So Holly goes upstairs—and Tess is there! With a knife! Tess’ idea is that they’ll have a little suicide pact, but Holly should go first. She’s already filled up the tub [to the rim, natch!] just so she can have a little traumatic re-enactment [turns out it was Holly traumatized in the first scene]. But then Holly stabs Tess! She runs out into the hall [leaving the knife behind—she won’t need that again] to find the detective who has figured out something’s up, then—Tess stabs him! And Holly picks up the detective’s gun [hope she turned the safety off… oh, I forgot, you don’t have to do that in movies!] and holds it on Tess! And you’re like “Isn’t this all a little tepid, and these actors rather nonplussed, considering lives are being lost at a rapid rate?” Tess gives a little speech about how awesome it is when you’re watching someone die, and Holly shoots her in the shoulder! And Tess… dies? That’s IT? Shot in the shoulder and dies? WTF??? There’s a short epilogue where David and Holly are looking for a new apartment and, the end.

It was definitely worse than it had to be. Nothing about it is absolutely awful, but all the individual elements are so lame, they all add up to an overall lame picture. The initial competitive situation between Holly and Jan sets up a lot of interesting directions this thing could go in… Jan’s the psycho and is going to mess with Holly both at work and at home! Holly is wronged… and gets her righteous revenge! Holly gets a new psycho roommate… and teams with her to bring down her enemies! But no, instead we get first-movie-retread with an overly clingy roommate who kills anyone that comes between them. And then when we finally do get to some killing and psycho, it is so tepid and boring it can’t match the promise of scandal from the beginning. And all of the actors are daytime television quality. The direction is nothing special. The whole thing looks somewhat cheesy. And in too many ways it just repeats the original.

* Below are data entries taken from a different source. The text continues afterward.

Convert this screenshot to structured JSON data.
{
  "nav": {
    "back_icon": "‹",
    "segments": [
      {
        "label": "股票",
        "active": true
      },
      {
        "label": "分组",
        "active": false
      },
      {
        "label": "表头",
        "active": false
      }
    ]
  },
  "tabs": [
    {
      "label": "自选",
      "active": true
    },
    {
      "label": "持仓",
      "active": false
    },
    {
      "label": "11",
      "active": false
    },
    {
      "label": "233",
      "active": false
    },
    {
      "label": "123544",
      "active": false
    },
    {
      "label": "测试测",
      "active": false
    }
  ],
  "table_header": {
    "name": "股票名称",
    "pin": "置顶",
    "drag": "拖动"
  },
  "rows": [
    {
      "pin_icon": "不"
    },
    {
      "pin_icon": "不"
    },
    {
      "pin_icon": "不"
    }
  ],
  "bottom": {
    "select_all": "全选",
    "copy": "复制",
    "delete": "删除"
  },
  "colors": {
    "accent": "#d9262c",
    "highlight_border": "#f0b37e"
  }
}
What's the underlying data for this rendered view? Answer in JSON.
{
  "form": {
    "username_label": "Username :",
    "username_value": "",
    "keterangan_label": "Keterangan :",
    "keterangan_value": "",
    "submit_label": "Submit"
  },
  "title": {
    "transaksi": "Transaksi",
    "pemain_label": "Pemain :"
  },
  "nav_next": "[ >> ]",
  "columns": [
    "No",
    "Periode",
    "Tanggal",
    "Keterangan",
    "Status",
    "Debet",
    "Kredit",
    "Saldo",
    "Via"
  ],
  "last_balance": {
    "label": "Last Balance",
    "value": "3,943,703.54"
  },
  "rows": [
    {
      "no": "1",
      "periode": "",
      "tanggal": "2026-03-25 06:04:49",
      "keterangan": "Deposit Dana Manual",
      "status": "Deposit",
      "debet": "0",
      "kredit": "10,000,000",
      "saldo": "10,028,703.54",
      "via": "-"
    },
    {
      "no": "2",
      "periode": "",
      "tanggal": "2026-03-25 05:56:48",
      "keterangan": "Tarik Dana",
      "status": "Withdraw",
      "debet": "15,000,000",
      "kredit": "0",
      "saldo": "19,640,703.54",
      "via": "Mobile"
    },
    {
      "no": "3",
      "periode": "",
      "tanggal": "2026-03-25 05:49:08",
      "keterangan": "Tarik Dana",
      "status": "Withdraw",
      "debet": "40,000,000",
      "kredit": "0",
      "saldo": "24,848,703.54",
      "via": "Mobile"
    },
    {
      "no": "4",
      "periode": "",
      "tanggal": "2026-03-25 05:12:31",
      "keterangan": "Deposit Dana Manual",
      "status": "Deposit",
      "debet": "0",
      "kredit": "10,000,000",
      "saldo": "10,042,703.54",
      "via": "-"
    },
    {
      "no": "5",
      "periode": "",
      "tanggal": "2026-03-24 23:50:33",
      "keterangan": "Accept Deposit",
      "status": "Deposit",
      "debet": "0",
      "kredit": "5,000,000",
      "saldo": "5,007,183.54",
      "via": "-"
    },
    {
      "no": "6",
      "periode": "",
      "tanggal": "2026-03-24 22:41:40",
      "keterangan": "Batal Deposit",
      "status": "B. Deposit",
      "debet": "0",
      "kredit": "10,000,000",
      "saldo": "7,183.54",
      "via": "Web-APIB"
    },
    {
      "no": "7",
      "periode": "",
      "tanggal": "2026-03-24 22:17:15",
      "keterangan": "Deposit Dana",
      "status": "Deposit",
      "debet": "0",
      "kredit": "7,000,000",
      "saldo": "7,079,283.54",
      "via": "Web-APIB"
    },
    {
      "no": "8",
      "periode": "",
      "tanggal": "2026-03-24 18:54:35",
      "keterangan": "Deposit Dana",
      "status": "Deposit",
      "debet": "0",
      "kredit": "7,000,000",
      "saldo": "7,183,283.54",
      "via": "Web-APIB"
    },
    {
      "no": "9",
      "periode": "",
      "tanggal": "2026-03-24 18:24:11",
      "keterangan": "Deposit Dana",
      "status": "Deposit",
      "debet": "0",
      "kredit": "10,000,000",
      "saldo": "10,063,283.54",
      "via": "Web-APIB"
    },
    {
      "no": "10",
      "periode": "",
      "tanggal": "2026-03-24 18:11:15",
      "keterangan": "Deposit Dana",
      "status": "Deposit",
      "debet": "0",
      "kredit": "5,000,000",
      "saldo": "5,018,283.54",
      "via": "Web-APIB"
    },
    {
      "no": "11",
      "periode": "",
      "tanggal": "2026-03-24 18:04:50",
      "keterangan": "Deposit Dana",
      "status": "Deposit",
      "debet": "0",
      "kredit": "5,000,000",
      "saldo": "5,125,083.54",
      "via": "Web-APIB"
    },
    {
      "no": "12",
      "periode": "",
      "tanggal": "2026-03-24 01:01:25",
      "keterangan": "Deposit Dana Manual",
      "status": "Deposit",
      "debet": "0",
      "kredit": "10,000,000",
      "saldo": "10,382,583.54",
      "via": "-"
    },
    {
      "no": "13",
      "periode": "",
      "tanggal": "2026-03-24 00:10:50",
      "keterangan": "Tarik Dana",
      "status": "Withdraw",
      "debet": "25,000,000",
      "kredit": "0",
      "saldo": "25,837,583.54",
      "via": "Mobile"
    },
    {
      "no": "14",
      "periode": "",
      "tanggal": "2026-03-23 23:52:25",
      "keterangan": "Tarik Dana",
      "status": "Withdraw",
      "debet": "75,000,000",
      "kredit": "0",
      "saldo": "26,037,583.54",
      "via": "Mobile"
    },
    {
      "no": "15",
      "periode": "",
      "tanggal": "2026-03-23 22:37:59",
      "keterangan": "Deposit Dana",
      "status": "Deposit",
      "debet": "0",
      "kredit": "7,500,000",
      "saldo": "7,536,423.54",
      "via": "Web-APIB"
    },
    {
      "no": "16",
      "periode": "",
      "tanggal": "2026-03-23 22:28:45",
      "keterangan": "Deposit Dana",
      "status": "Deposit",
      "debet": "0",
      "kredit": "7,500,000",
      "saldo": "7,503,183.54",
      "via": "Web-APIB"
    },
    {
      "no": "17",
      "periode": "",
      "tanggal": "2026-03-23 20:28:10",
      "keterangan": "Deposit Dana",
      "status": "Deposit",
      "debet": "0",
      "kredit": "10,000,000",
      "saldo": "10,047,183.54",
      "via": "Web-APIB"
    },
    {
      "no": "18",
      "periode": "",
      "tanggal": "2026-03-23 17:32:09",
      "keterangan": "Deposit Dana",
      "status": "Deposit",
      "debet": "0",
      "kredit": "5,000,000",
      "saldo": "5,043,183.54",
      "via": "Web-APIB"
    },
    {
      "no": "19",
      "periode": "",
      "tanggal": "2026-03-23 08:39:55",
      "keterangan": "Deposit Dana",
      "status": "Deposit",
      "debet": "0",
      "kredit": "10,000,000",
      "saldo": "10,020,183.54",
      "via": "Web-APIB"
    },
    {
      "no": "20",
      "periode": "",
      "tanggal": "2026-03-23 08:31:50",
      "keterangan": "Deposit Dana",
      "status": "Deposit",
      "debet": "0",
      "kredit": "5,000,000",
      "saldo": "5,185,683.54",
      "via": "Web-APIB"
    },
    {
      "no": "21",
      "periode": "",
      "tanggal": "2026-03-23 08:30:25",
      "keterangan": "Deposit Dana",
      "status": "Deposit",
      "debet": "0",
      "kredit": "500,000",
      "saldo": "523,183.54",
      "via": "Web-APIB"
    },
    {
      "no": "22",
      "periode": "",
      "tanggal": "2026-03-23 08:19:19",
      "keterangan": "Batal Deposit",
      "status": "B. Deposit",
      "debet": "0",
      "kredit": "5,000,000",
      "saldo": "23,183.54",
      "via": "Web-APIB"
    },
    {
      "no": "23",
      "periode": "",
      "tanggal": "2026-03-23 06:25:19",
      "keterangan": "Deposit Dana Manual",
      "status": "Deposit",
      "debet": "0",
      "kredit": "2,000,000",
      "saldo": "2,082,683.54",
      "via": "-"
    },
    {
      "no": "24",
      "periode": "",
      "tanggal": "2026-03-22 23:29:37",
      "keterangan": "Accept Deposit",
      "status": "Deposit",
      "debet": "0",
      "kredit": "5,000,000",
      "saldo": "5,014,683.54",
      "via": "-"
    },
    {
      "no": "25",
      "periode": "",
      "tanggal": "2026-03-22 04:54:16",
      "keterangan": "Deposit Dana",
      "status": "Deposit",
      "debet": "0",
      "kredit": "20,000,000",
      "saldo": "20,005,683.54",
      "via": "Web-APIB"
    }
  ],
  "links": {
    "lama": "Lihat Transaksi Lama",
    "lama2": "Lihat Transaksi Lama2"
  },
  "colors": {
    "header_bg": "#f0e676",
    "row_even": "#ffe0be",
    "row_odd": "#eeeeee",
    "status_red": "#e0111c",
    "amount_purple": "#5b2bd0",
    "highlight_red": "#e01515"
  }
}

But let’s investigate with special focus the character relationships. Holly is our hero, but she is far from an admirable person. The first thing we see her do is try to screw her best friend Jan, then she’s all upset when Jan screws her. Jan is a truly despicable person, yet Holly is ready to just forget and forgive—after failing to make good on her empty threats to mess with her in a serious way. Holly’s just a big wishy-washy idiotic nothing. This is our heroine? Then Tess, the psycho of the title, just isn’t nearly psycho enough, and isn’t very fun AT ALL when she finally starts killing people. I like to see my killers TAUNT their prey or at least be a little scary, instead of “Pleasant conversation/idle chit-chat/stab,” which is what happens here. And let’s not even go into Tess’ “psychology.” She’s a clingy lesbian with a taste for life-threatening SM who loves watching death and murders patients and lost a good friend, so that makes her crazy? Is that it? It’s kind of “Let’s just throw in everything that comes to mind!” and let me again remind you that this was written by three men, which makes stuff like the bitchfest between the women, Tess’ predatory lesbianism, and the way David gets easily forgiven for sleeping with Holly’s best friend edge into the offensive. Well, no, they ARE offensive, it’s just that this whole thing is of such little consequence, who cares. Watching this now, I realize that Single Black Female was actually parodying a lot of the stuff that happens here.

And overall, it’s just not as juicy as you want it to be. It’s tepid. It throws out lots of promise it doesn’t deliver on. The original is not a classic, but it was kind of fun, decently acted, and had a much more sensible psychology to its characters. Give this one a wide berth—it’s nowhere near as fun as it should have been.

Should you watch it: 

No, it sucks, although strictly speaking, it won’t kill you.

is the original and is a decent-enough psycho thriller.
SINGLE BLACK FEMALE is the ultra low-budget second sequel, set in the African-American community.